Induction motor 3 is driven by a VVVF inverter 2. This VVVF inverter measures active current Ia supplied to induction motor 3. The slippage frequency can be derived from this active current Ia, as explained earlier. A slippage compensation unit 13 provides slippage compensation as a function of the thus determined active current Ia.

A creep time measuring unit 10 measures the creep time of cabin 5 and sends a corresponding signal to memory 11. This memory stores paired values of the creep time (Tc) and active current (Ia).

A stop-delay computer 12 provides said delay time in response to sensing the car passing the premarked point (7) which controls the start of the deceleration or braking part of the speed profile by means of a profile generator 1, which in turn sends a corresponding frequency and voltage signal to the VVVF inverter 2, so that the latter can control induction motor 3 as a function of the updated creep time.


1. A control device for an elevator installation with

an induction motor (3) to drive an elevator cabin (5), which approaches a floor level specified by a marked point (8) from a premarked point (7) at a delayed deceleration profile,
a VVVF inverter (2), which supplies current to the induction motor (3) and measures the active current supplied to the induction motor (3) for providing an active current (I.sub.a) signal having a magnitude indicative thereof, when the cabin (5) travels at a constant speed prior to reaching the premarked point (7),
a slippage compensation unit (13) determines the pertinent slippage frequency from the measured active current signal, and from it derives the creep speed (V.sub.c) to the next marked point (8) and provides a creep speed signal having a magnitude indicative thereof,
means (10) responsive to a signal indicative of the end of said cabin's deceleration and to a signal indicative of the end of said cabin's constant creep speed, for providing a creep time signal (T.sub.c) by measuring said period of constant creep speed (t.sub.7 -t.sub.8),
a memory unit (11) for providing a virtual creep time ( signal in response to the measured current (Ia) signal and the updated creep time signal ( by which the start of cabin's (5) braking process is delayed during each run;
means (12) responsive to said virtual creep time signal for registering said virtual creep time signal for providing a delay time (T.sub.D) signal and responsive to said car passing said premarked point (7) for providing a start deceleration profile signal, and
a profile generator (1) controls the VVVF inverter (2) with a voltage/frequency signal (f, u) in response to said start deceleration signal for providing a dictated speed profile having a creep speed for a virtual creep time.
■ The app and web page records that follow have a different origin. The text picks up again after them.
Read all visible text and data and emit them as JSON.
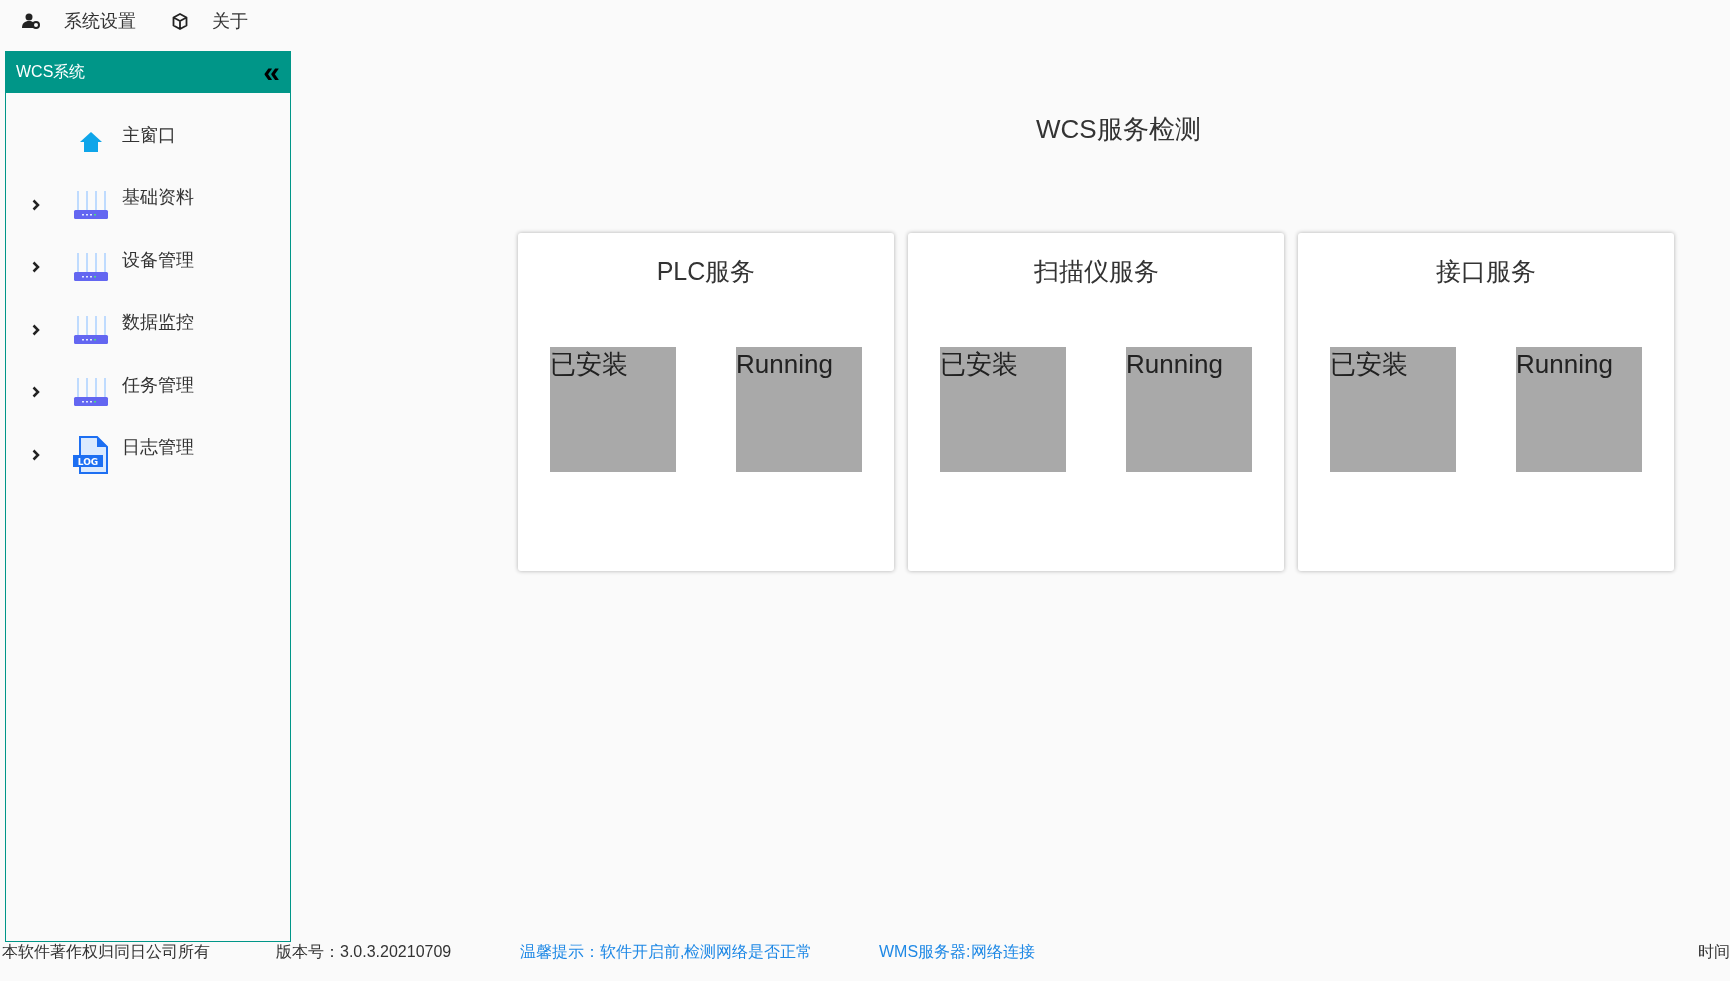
{
  "menu_bar": [
    {
      "label": "系统设置"
    },
    {
      "label": "关于"
    }
  ],
  "sidebar": {
    "title": "WCS系统",
    "collapse_glyph": "«",
    "items": [
      {
        "label": "主窗口",
        "kind": "home",
        "expandable": false
      },
      {
        "label": "基础资料",
        "kind": "router",
        "expandable": true
      },
      {
        "label": "设备管理",
        "kind": "router",
        "expandable": true
      },
      {
        "label": "数据监控",
        "kind": "router",
        "expandable": true
      },
      {
        "label": "任务管理",
        "kind": "router",
        "expandable": true
      },
      {
        "label": "日志管理",
        "kind": "log",
        "icon_text": "LOG",
        "expandable": true
      }
    ]
  },
  "main": {
    "title": "WCS服务检测",
    "services": [
      {
        "name": "PLC服务",
        "install_status": "已安装",
        "run_status": "Running"
      },
      {
        "name": "扫描仪服务",
        "install_status": "已安装",
        "run_status": "Running"
      },
      {
        "name": "接口服务",
        "install_status": "已安装",
        "run_status": "Running"
      }
    ]
  },
  "status_bar": {
    "copyright": "本软件著作权归同日公司所有",
    "version": "版本号：3.0.3.20210709",
    "tip": "温馨提示：软件开启前,检测网络是否正常",
    "wms": "WMS服务器:网络连接",
    "time": "时间"
  }
}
2. A control device according to claim 1, defined by the virtual updated delay time is defined by the following equation: ##EQU1## where =measured creep time,

T.sub.D =delay time,
V.sub.n =nominal cabin speed, and
V.sub.c =cabin creep speed.
Referenced Cited
U.S. Patent Documents
3785463 January 1974 Kuhl et al.
3902575 September 1975 Ostrander
4155426 May 22, 1979 Booker
4394889 July 26, 1983 Gray
4470482 September 11, 1984 Husson
4680526 July 14, 1987 Okuyama et al.
4681191 July 21, 1987 Ikejima
4700811 October 20, 1987 Evin
4713595 December 15, 1987 Yonemoto
4773508 September 27, 1988 Mine et al.
4982816 January 8, 1991 Doi et al.
4991693 February 12, 1991 Stern et al.
Patent History
Patent number: 5155305
Type: Grant
Filed: Oct 12, 1990
Date of Patent: Oct 13, 1992
Assignee: Otis Elevator Company (Farmington, CT)
Inventors: Herbert K. Horbruegger (Berlin), Jost-Ingo Eichberger (Berlin)
Primary Examiner: A. D. Pellinen
Assistant Examiner: Lawrence E. Colbert
Attorney: Francis J. Maguire, Jr.
Application Number: 7/596,456
Current U.S. Class: 187/119
International Classification: B66B 130;